He was wounded in action on August 11, 1917.  At that time the CIR was in the line in France and being shelled heavily by the Germans.  The Official History of the CIR describes it: "Meanwhile, the 2nd Battalion had left Neuf Berquin on July 19th, and had returned to its old quarters at Romarin, from where it supplied working-parties to the front line. After the capture of La Basse Ville, it carried up the wire and standards required by the Pioneer Battalion for the work of wiring in front of the new positions. On the night of August 5th/6th, the battalion relieved the 2nd Otago Battalion in the outpost line at La Basse Ville and to the left of that village, having the 1st Canterbury Battalion on its immediate right.

"The 13th Company occupied the newly established posts to the east and north-east of La Basse Ville, with company headquarters in the village; and on its left the 1st Company held other new advanced posts, with company headquarters in what had been the front line before the capture of the village. The 12th Company was in support, in the neighbourhood of Au Chasseur Cabaret, while the 2nd Company, in reserve, occupied the old German trench-system near St. Yves, Battalion headquarters was still further back, in the deep dug-out underneath St. Yves post office.
The conditions of weather and mud were the same as the 1st Battalion was experiencing, but as the enemy's shelling was concentrated mainly on La Basse Ville and its immediate neighbourhood, the 2nd Battalion's casualties were heavier than those of the 1st Battalion. Inter-company reliefs took place every three days: particulars of these, and the reliefs of the 1st Battalion, will be found in Appendix "B,"

"In the middle of the spell in the line the enemy's artillery fire slackened considerably on the 1st Battalion's area; but the 2nd Battalion had no respite, and it was the general opinion that this period in the line was the worst in its experience on an inactive front. For the twelve days in the line the casualties were one officer (Captain M. J. Morrison, M.C.) and thirty-three other ranks killed, one officer and one hundred and thirteen other ranks wounded, and thirty-five other ranks evacuated to hospital."

James was wounded in the arm, leg and thigh and found himself in the New Zealand hospital at Brockenhurst in England.  He was classified as unfit for service by a Medical Board in October, 1917, and left for home on January 19. 1918.  He was at the convalescent hospital on Quarantine Island in the Otago Harbour in August of 1918 when he is recorded as "Disobeying a lawful command given by his Superior 11am, 25/7/18 refused to continue heavy fatigue, (to wit carrying material from wharf to buildings) when ordered by SM Rendall."  He was given 24 hours' detention and forfeited three days' pay.

The number of cases of influenza in the Hospital were increased by half a dozen yesterday, and three of the patients died, their names being James Kane, Charles Bourke, and James O'Leary.

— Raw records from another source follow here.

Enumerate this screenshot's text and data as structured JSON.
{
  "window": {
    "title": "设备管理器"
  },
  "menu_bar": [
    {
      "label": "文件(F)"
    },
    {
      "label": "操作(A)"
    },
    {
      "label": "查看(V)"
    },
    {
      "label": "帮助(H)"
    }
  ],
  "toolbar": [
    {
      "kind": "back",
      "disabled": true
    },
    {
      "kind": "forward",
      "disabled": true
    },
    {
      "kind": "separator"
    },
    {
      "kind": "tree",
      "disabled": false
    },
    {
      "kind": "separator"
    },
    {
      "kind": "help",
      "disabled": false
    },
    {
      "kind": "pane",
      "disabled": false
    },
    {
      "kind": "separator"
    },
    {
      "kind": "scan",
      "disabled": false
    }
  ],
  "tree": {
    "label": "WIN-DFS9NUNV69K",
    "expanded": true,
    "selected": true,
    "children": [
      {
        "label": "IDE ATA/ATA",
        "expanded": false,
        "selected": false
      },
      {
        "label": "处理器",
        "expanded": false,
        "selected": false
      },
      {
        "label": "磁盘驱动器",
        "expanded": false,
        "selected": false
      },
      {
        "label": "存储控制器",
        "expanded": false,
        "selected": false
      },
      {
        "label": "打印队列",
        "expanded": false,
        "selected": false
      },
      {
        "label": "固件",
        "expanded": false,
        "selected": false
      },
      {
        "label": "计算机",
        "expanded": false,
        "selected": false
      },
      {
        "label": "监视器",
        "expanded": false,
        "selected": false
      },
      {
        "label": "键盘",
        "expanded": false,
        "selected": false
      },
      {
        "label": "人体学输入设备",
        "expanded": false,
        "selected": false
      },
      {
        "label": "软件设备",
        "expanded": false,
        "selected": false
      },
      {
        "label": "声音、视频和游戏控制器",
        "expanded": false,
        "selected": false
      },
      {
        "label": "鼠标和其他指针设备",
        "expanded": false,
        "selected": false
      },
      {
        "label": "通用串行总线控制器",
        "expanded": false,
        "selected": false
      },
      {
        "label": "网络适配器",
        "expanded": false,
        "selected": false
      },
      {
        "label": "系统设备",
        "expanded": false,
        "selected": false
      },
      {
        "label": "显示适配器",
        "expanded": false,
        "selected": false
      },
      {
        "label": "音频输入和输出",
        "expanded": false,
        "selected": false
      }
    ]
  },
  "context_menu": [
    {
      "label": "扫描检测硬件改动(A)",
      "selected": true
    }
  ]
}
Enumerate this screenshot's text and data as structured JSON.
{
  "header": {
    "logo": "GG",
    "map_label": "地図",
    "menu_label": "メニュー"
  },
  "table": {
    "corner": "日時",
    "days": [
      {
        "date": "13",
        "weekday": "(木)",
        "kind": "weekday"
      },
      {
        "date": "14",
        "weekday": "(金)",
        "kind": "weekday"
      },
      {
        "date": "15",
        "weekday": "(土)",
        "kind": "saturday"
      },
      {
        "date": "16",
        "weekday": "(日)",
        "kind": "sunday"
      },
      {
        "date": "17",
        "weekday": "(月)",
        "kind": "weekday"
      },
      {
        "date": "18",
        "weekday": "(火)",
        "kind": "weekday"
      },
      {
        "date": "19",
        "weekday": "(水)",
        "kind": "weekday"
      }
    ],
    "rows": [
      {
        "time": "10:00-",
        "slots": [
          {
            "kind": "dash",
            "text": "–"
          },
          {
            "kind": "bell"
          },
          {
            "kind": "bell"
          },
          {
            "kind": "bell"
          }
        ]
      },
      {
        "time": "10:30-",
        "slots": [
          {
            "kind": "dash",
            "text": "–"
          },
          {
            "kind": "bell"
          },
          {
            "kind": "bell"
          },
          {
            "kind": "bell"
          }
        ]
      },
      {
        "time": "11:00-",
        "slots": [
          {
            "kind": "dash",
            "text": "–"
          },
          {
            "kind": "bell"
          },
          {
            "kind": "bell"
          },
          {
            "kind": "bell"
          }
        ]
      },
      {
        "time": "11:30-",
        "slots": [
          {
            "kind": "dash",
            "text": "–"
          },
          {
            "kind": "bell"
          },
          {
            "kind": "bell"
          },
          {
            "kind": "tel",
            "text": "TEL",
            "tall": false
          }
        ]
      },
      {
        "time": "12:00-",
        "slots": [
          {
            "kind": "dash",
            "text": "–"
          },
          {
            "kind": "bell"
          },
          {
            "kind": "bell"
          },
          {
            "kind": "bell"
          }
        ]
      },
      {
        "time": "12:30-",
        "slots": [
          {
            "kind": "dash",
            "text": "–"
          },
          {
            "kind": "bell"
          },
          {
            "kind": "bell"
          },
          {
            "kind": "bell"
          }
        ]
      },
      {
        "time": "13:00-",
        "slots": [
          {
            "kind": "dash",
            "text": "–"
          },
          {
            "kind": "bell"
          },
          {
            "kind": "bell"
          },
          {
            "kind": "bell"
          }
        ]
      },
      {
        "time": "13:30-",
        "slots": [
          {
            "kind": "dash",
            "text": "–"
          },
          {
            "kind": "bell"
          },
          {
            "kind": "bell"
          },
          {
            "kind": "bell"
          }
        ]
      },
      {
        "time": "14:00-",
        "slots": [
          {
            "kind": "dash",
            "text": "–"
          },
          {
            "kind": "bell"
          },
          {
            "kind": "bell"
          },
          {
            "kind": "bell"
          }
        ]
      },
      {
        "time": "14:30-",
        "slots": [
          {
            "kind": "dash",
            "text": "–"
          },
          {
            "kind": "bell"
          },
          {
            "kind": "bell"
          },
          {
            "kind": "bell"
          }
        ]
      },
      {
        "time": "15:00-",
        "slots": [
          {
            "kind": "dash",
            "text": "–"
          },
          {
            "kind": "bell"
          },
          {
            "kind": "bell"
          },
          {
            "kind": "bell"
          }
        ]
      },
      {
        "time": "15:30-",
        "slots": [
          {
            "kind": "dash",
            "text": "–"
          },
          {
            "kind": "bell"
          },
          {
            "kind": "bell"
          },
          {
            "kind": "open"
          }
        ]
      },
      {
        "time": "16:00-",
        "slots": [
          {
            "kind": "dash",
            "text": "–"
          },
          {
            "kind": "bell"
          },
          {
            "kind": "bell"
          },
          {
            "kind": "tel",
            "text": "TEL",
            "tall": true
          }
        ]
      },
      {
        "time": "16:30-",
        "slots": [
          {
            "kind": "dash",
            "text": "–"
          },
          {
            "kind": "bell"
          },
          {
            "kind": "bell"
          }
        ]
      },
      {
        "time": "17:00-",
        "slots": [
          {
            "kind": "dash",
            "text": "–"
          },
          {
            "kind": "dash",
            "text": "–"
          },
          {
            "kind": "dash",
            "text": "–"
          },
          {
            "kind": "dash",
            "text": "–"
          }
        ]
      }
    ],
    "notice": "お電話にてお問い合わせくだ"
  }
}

Over 80 patients suffering from influenza are still in the Hospital, including a large number of nurses. The Hospital authorities say that they will be able to manage to find accommodation for a day or two yet.  -Otago Daily Times, 15/11/1918.
Hawksbury Cemetery, Waikouaiti.

James had three brothers who also served - in all, four of the fourteen sons of Peter and Margaret Kane went to the war.

57801 Trooper John Smith McBride 5/2/1891-14/11/1918.

John Smith McBride, a Stratford farmer, left New Zealand on the "Tofua" at the end of 1917.  He was posted to the Imperial Camel Corps on January 5, 1918, but shortly after that fell ill with appendicitis.  In April he was diagnosed as suffering from acute nephritis and was sent home in July.

I have no information on John's wherabouts between arriving home and his death.  I assume that he remained ill with nephritis until the Spanish flu took him in November.


Advice has been received that 57,801 Private John S. McBride, died at Stratford Hospital on November 14. Deceased was a returned undischarged soldier. He was 27 years of age and single, his next-of-kin being Mr. J. McBride (father), Stratford.   -Dominion, 28/11/1918.

Koptuatama Cemetery, Stratford.  Photo, Stratford, DC.

McBRIDE.—In ever affectionate remembrance of 57801 Trooper J. S. McBride, who died in the Stratford Hospital, November 14, 1918. So loved; so mourned. “At rest.” —Inserted by his friend, Gladys Rogers, Fitzroy.